Royalties: I know it’s crass to talk about money, but we are not talking about new authors realizing their artistic vision. We are talking about library titles that have (presumably) earned out advances and are making what I call bread-and-butter income for publishers. Yes, there are costs of creating a digital version, but offering a 25, 30% royalty is insulting.
I am going out on a limb and thinking — based on previous reports — there were negotiations between Wylie and other publishers, and the publishers didn’t offer what Wylie thought was reasonable in terms of money. I don’t know who was right or what the middle ground was (and I have my thoughts on agents also serving as publishers without requisite arms’ length negotiations), but the parties involved seem to believe the Odyssey deal is in their best interest. I hope they are sophisticated enough to weigh all pros and cons
- A Moment: I’ve suffered through a lot of crappy backlist conversions from major publishers. For better or worse, the Odyssey books are quality. They look good, the images are well done. These books are, so far, the quality ebooks we’ve been craving. So much so that I’m not going to debate price with myself.
Agents, More: I have spent my adulthood fighting on the side of The Man. I have worked to preserve, for lack of a better term, the business practices of the distributor/publisher/whatever. I am really good at justifying these practices, and, because I am a lousy liar, I know there is a good business justification for things that seem wrong to the peanut gallery.
Agents know what I know. The economics of a library title are far different than the economics of a new release. And they know that digital margins are far different than print margins. They are going to fight for the best interests of their clients (and not only because those best interests align). What is emerging, a tad more rapidly than I predicted, are robust, serious alternatives.
In this particular game, it’s up to the legacy publisher to prove its worth. I’m afraid that means money, since we’re mostly talking the kind of books that sell themselves. I say that not only for library, but also for current titles. Contracts must evolve and quickly. Too much competition is lurking for them to remain business as usual.
- Another Moment: I think I’ve mentioned a time or two that I hate most publisher websites. Too messy, too unfocused. The Odyssey website is pretty and clean. And their digital book covers are appropriately suited to the medium.
- What Is a Book?: I am less interested in the exclusivity question than I am in this. The rights question — can Wylie do this crazy thing? — depends on the contract between each author and each publisher. For the books in question in the Odyssey, the definition of book was pretty clear to both parties: hard/soft cover, paper with words printed on them. So much has changed since then. How will judges and juries view these old school definitions and the applications today’s marketplace?
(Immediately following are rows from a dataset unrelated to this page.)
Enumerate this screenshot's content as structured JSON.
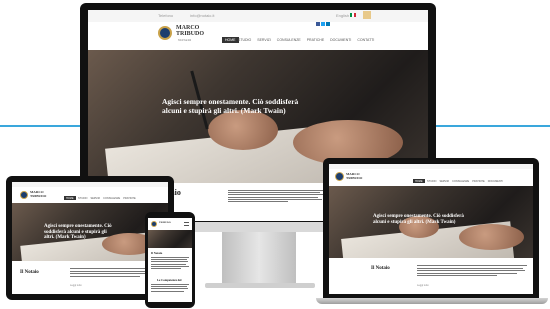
{
  "brand": {
    "name_line1": "MARCO",
    "name_line2": "TRIBUDO",
    "tagline": "NOTAIO"
  },
  "top_bar": {
    "phone": "Telefono",
    "email": "info@notaio.it",
    "lang": "English"
  },
  "nav": {
    "home": "HOME",
    "items": [
      "STUDIO",
      "SERVIZI",
      "CONSULENZE",
      "PRATICHE",
      "DOCUMENTI",
      "CONTATTI"
    ]
  },
  "hero": {
    "quote": "Agisci sempre onestamente. Ciò soddisferà alcuni e stupirà gli altri. (Mark Twain)",
    "quote_short": "Agisci sempre onestamente. Ciò soddisferà alcuni e stupirà gli altri. (Mark Twain)"
  },
  "section": {
    "title": "Il Notaio",
    "title_partial": "taio",
    "more": "Leggi tutto"
  },
  "phone_screen": {
    "title": "Il Notaio",
    "subtitle": "Le Competenze del"
  },
  "colors": {
    "accent_blue": "#2aa6dc",
    "nav_dark": "#333333",
    "hero_dark": "#2b2522",
    "gold": "#c9a24a"
  }
}
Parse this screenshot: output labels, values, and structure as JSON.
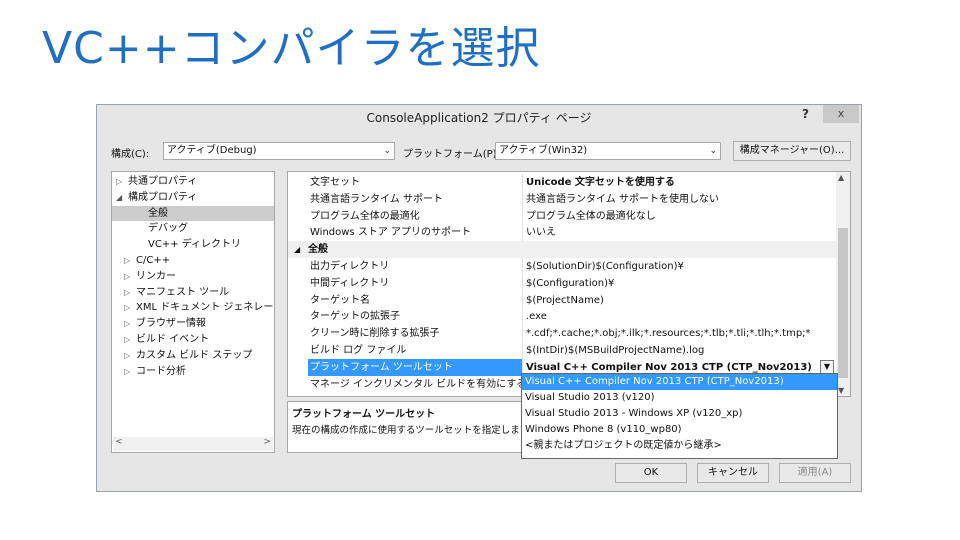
{
  "slide": {
    "title": "VC++コンパイラを選択"
  },
  "dialog": {
    "title": "ConsoleApplication2 プロパティ ページ",
    "help": "?",
    "close": "x",
    "config_label": "構成(C):",
    "config_value": "アクティブ(Debug)",
    "platform_label": "プラットフォーム(P):",
    "platform_value": "アクティブ(Win32)",
    "config_manager": "構成マネージャー(O)...",
    "ok": "OK",
    "cancel": "キャンセル",
    "apply": "適用(A)"
  },
  "tree": {
    "items": [
      {
        "label": "共通プロパティ",
        "expander": "▷"
      },
      {
        "label": "構成プロパティ",
        "expander": "◢"
      },
      {
        "label": "全般",
        "expander": ""
      },
      {
        "label": "デバッグ",
        "expander": ""
      },
      {
        "label": "VC++ ディレクトリ",
        "expander": ""
      },
      {
        "label": "C/C++",
        "expander": "▷"
      },
      {
        "label": "リンカー",
        "expander": "▷"
      },
      {
        "label": "マニフェスト ツール",
        "expander": "▷"
      },
      {
        "label": "XML ドキュメント ジェネレーター",
        "expander": "▷"
      },
      {
        "label": "ブラウザー情報",
        "expander": "▷"
      },
      {
        "label": "ビルド イベント",
        "expander": "▷"
      },
      {
        "label": "カスタム ビルド ステップ",
        "expander": "▷"
      },
      {
        "label": "コード分析",
        "expander": "▷"
      }
    ],
    "scroll_left": "<",
    "scroll_right": ">"
  },
  "grid": {
    "rows": [
      {
        "name": "文字セット",
        "value": "Unicode 文字セットを使用する"
      },
      {
        "name": "共通言語ランタイム サポート",
        "value": "共通言語ランタイム サポートを使用しない"
      },
      {
        "name": "プログラム全体の最適化",
        "value": "プログラム全体の最適化なし"
      },
      {
        "name": "Windows ストア アプリのサポート",
        "value": "いいえ"
      },
      {
        "name": "全般",
        "value": "",
        "expander": "◢"
      },
      {
        "name": "出力ディレクトリ",
        "value": "$(SolutionDir)$(Configuration)¥"
      },
      {
        "name": "中間ディレクトリ",
        "value": "$(Configuration)¥"
      },
      {
        "name": "ターゲット名",
        "value": "$(ProjectName)"
      },
      {
        "name": "ターゲットの拡張子",
        "value": ".exe"
      },
      {
        "name": "クリーン時に削除する拡張子",
        "value": "*.cdf;*.cache;*.obj;*.ilk;*.resources;*.tlb;*.tli;*.tlh;*.tmp;*"
      },
      {
        "name": "ビルド ログ ファイル",
        "value": "$(IntDir)$(MSBuildProjectName).log"
      },
      {
        "name": "プラットフォーム ツールセット",
        "value": "Visual C++ Compiler Nov 2013 CTP (CTP_Nov2013)"
      },
      {
        "name": "マネージ インクリメンタル ビルドを有効にする",
        "value": ""
      }
    ],
    "scroll_up": "▲",
    "scroll_down": "▼",
    "dropdown_arrow": "▼"
  },
  "description": {
    "heading": "プラットフォーム ツールセット",
    "body": "現在の構成の作成に使用するツールセットを指定します。"
  },
  "dropdown": {
    "options": [
      "Visual C++ Compiler Nov 2013 CTP (CTP_Nov2013)",
      "Visual Studio 2013 (v120)",
      "Visual Studio 2013 - Windows XP (v120_xp)",
      "Windows Phone 8 (v110_wp80)",
      "<親またはプロジェクトの既定値から継承>"
    ]
  }
}
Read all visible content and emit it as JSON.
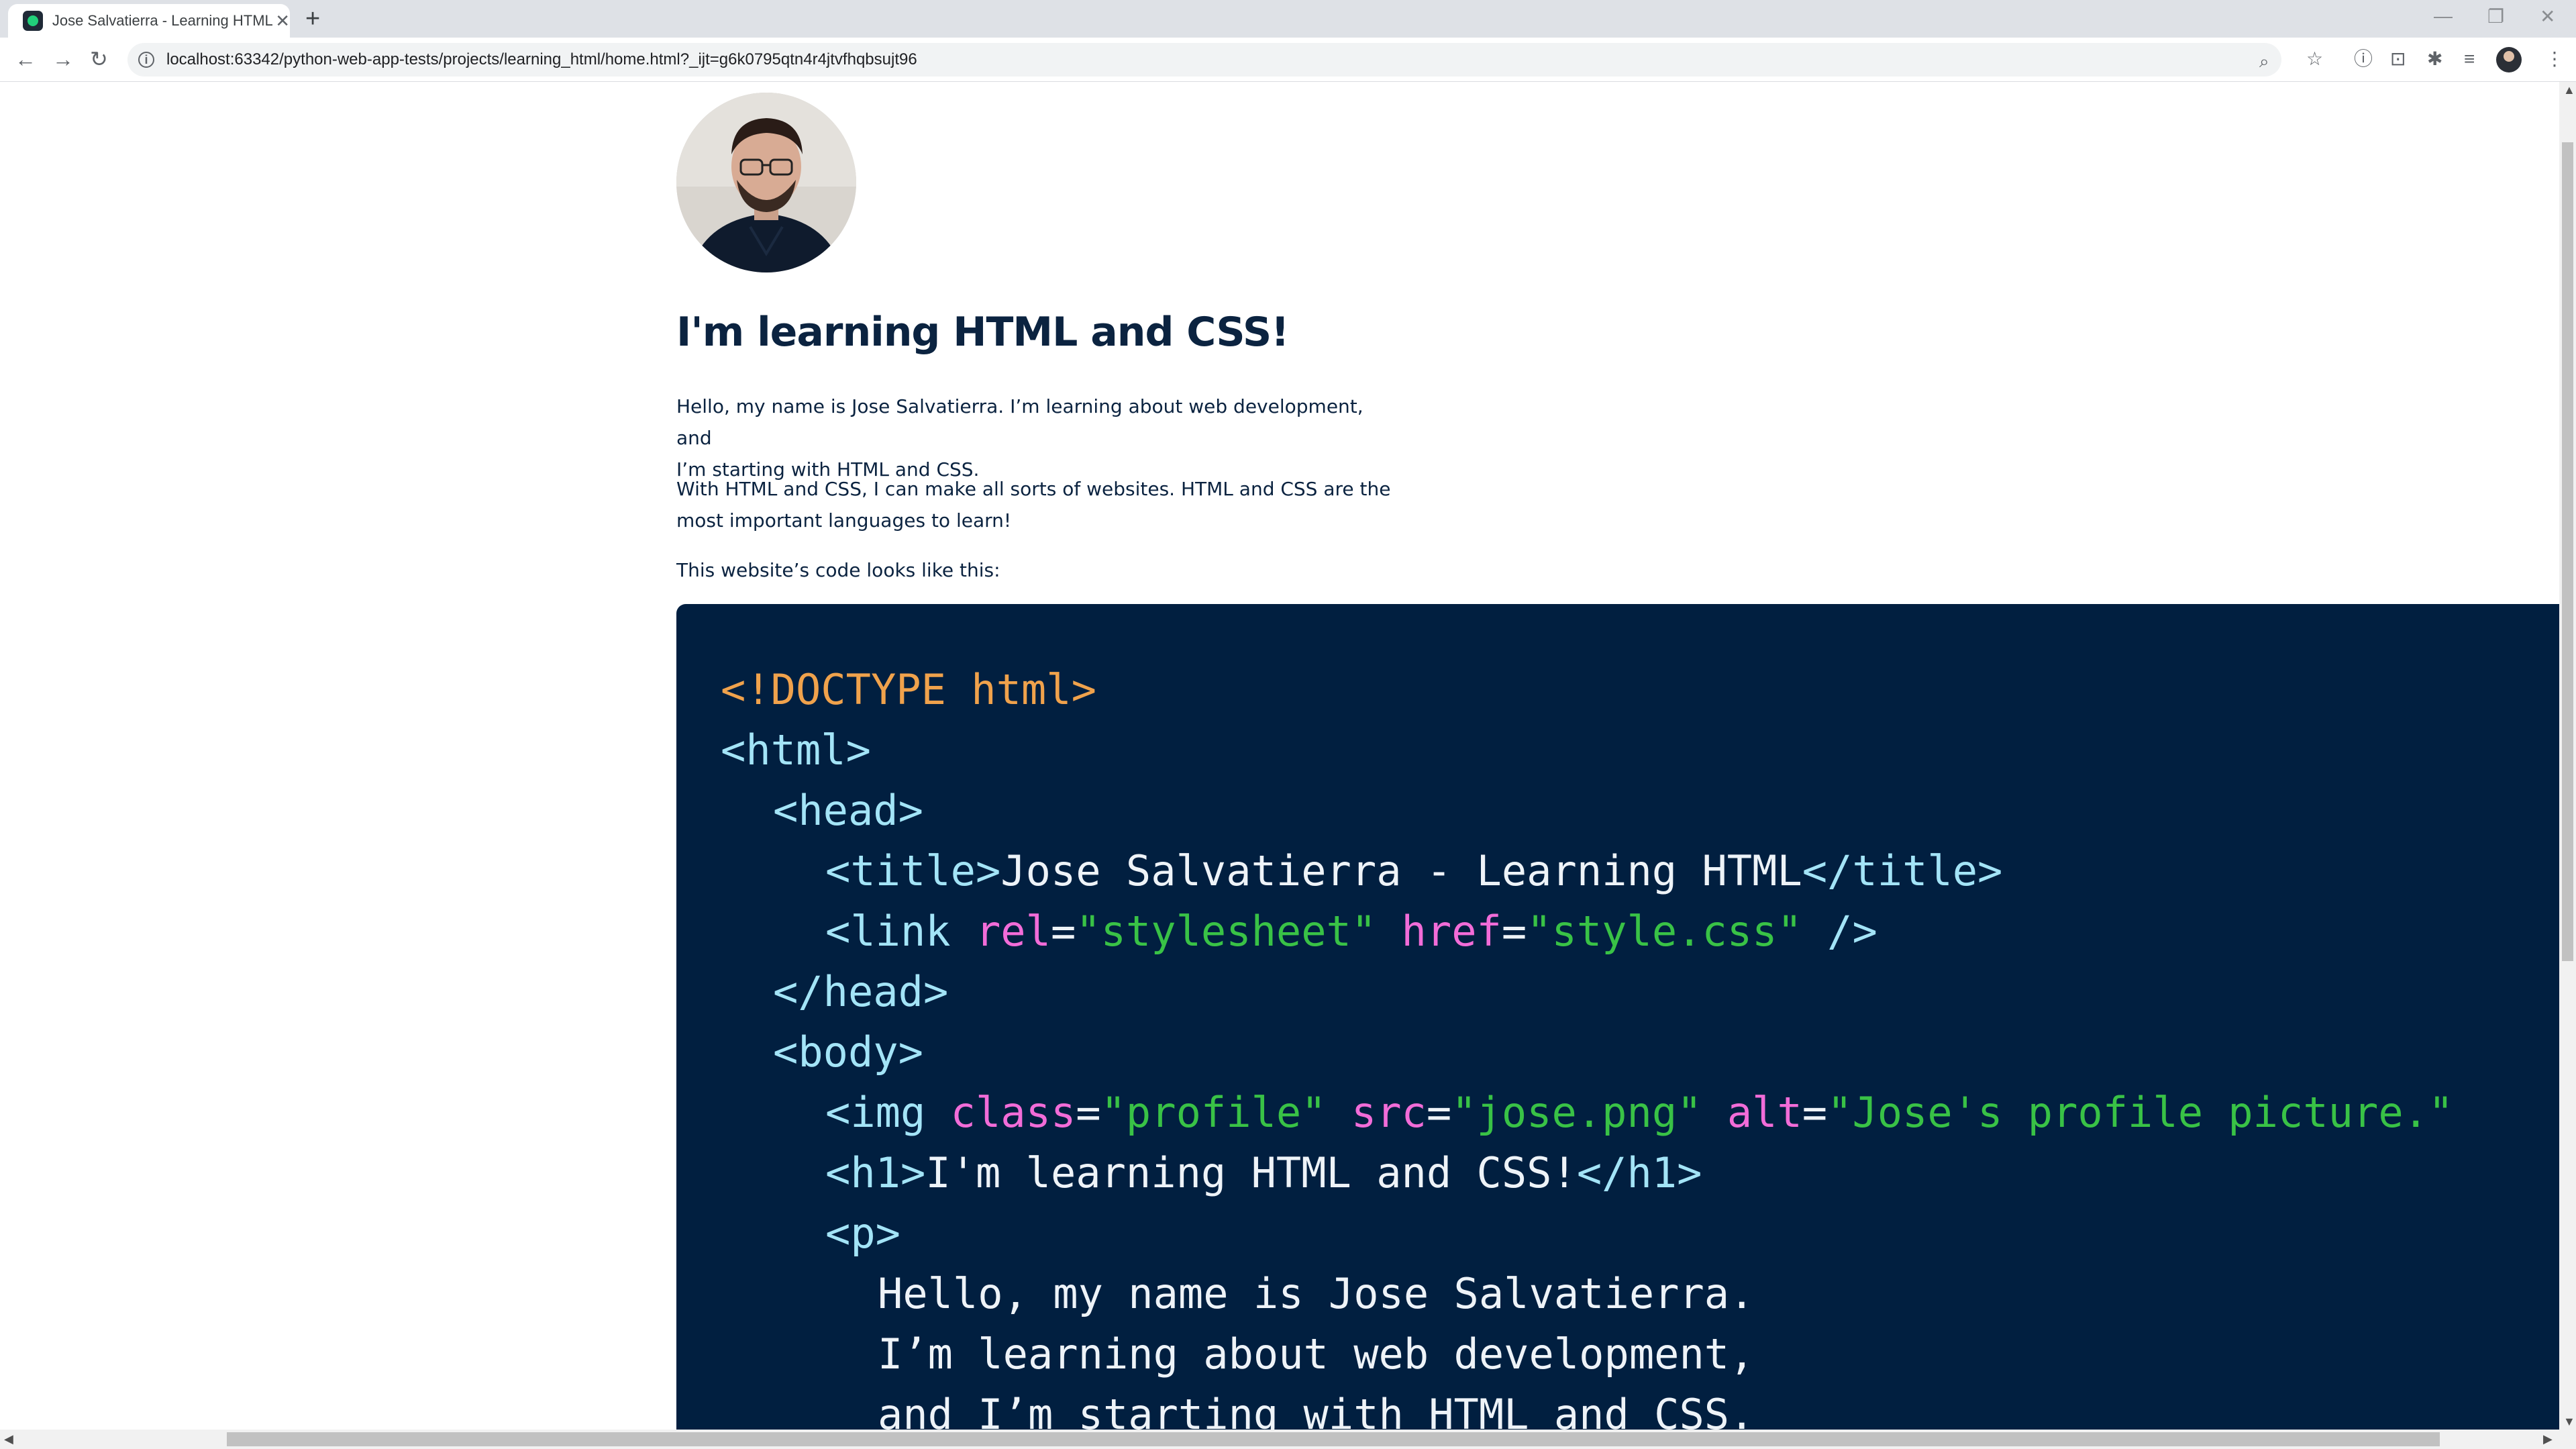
{
  "browser": {
    "tab_title": "Jose Salvatierra - Learning HTML",
    "url": "localhost:63342/python-web-app-tests/projects/learning_html/home.html?_ijt=g6k0795qtn4r4jtvfhqbsujt96"
  },
  "page": {
    "heading": "I'm learning HTML and CSS!",
    "paragraph1_line1": "Hello, my name is Jose Salvatierra. I’m learning about web development, and",
    "paragraph1_line2": "I’m starting with HTML and CSS.",
    "paragraph2_line1": "With HTML and CSS, I can make all sorts of websites. HTML and CSS are the",
    "paragraph2_line2": "most important languages to learn!",
    "paragraph3": "This website’s code looks like this:"
  },
  "code": {
    "l1": "<!DOCTYPE html>",
    "l2": "<html>",
    "l3": "<head>",
    "l4_open": "<title>",
    "l4_text": "Jose Salvatierra - Learning HTML",
    "l4_close": "</title>",
    "l5_tag": "<link",
    "l5_attr1": "rel",
    "l5_eq1": "=",
    "l5_val1": "\"stylesheet\"",
    "l5_attr2": "href",
    "l5_eq2": "=",
    "l5_val2": "\"style.css\"",
    "l5_end": "/>",
    "l6": "</head>",
    "l7": "<body>",
    "l8_tag": "<img",
    "l8_attr1": "class",
    "l8_val1": "\"profile\"",
    "l8_attr2": "src",
    "l8_val2": "\"jose.png\"",
    "l8_attr3": "alt",
    "l8_val3": "\"Jose's profile picture.\"",
    "eq": "=",
    "l9_open": "<h1>",
    "l9_text": "I'm learning HTML and CSS!",
    "l9_close": "</h1>",
    "l10": "<p>",
    "l11": "Hello, my name is Jose Salvatierra.",
    "l12": "I’m learning about web development,",
    "l13": "and I’m starting with HTML and CSS."
  }
}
Litigation Madness: Outside of RICO (thanks, Kirk, though we know it’s a mad stretch!), I don’t think there’s a way for a publisher to assert a class action suit against its stable of authors. Each agreement will have to be litigated separately. Taking name authors to court is dangerous for publishers — do you really want The Man versus poor author? Taking smaller authors to court has equal challenges.
Litigation keeps America working. I am proof of this, and I’m not a lawyer. Not that I have anything against lawyers. Some of best friends are lawyers. But litigation is expensive, and publishers would have to bank a good number of judgments before the other side cries uncle.
On the other hand, the threat of litigation will deter smaller authors from pursuing action. Litigation is expensive. How many authors will roll over because they cannot afford to defend their rights?
I know I have more, but, hey, that’s the start of a conversation, right? What are you thinking?